LA PAZ (Reuters) - Rival miners from Bolivia's No. 2 tin mine, Colquiri, hurled sticks of dynamite and rocks at each other in the city of La Paz on Tuesday, killing one person and injuring nine others in an hour-long street battle.
Leftist President Evo Morales had seized control of the mine in June in an unsuccessful bid to end a conflict between unionized workers and independent miners.
The government took over operations at Colquiri after miners fought for weeks over control of the site, located about 200 km (125 miles) south of La Paz. The nationalization drew an angry response from the mine's former owner, global commodities trader Glencore.
Miners remain at odds over who has the right to exploit the richest part of the mine's resources.
A dynamite explosion ended up killing one unionized miner on Tuesday while another eight miners and a passerby were hurt in the clashes, Deputy Interior Minister Jorge Perez said.
"We lament this situation and call on both sides to abandon these extremist, radical and intransigent attitudes," Perez told a news conference, adding that the government aims to mediate the dispute starting on Wednesday.
Reuters witnesses said thousands of independent miners entered La Paz around midday and threw dynamite at several dozen unionized miners who were standing guard outside the Miners' Federation labor organization and responded later with their own dynamite sticks. Both sides also hurled rocks.
The unionized workers said they will demand that Morales expel the independent cooperative miners from Colquiri, where they were allowed to continue mining one section of the site under June's government-brokered accord.
Production losses at the mine have topped $5 million since the dispute reignited at the beginning of the month.
Colquiri should produce about 3,000 tonnes of tin concentrates this year, representing about 15 percent of estimated national output of some 21,000 tonnes. Most of the rest of Bolivia's tin is produced at the state-run Huanuni mine.
Mining is Bolivia's second-biggest foreign currency earner after natural gas. Its most important metals export is silver, followed by zinc and tin.

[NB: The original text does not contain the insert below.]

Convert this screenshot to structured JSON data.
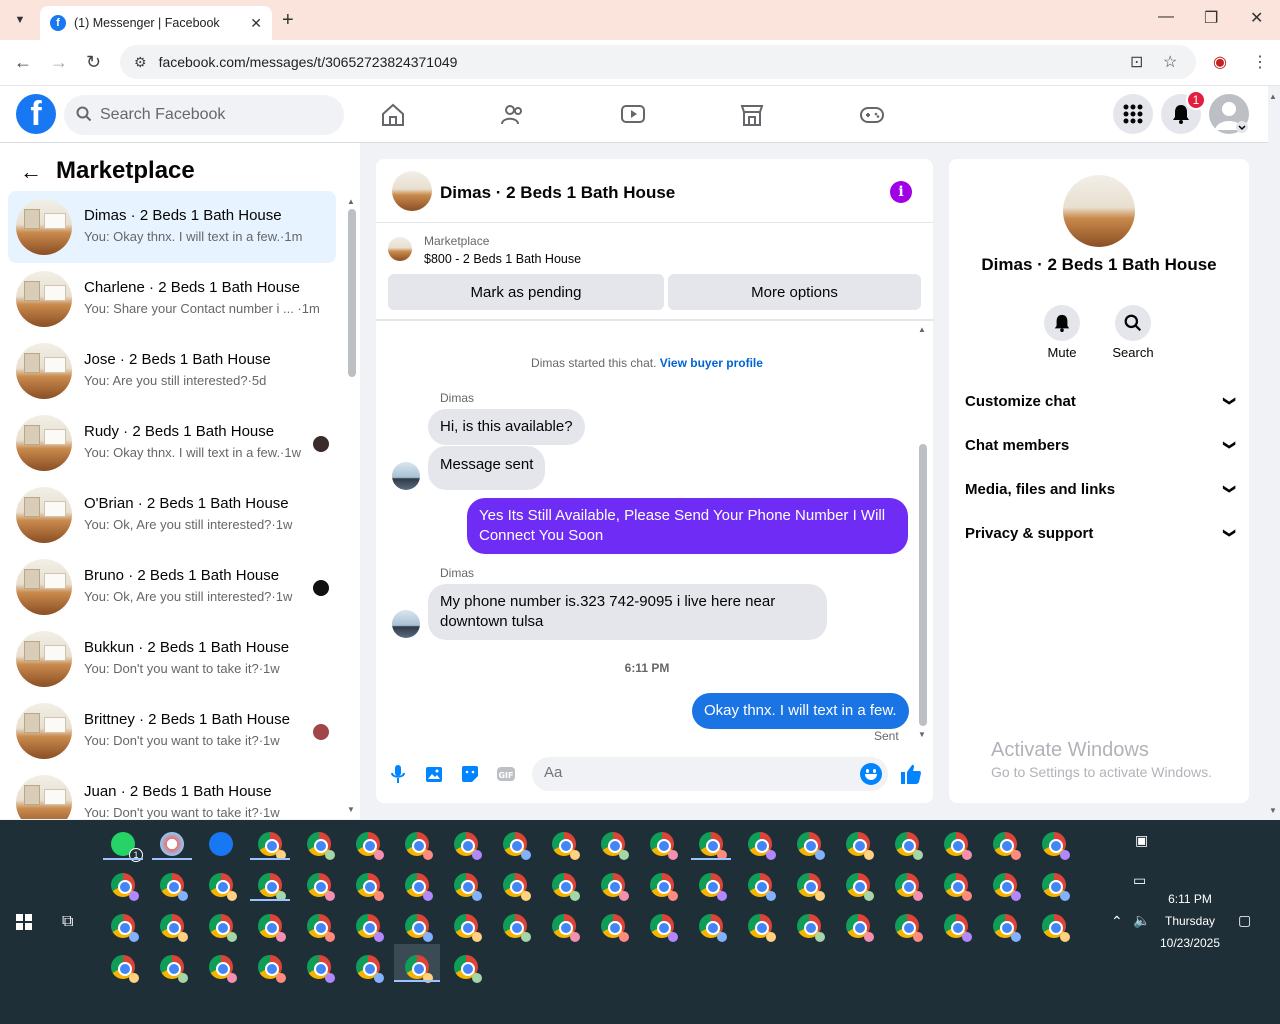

(Reporting by Carlos Quiroga and David Mercado; Writing by Hilary Burke; Editing by Leslie Adler and Prudence Crowther)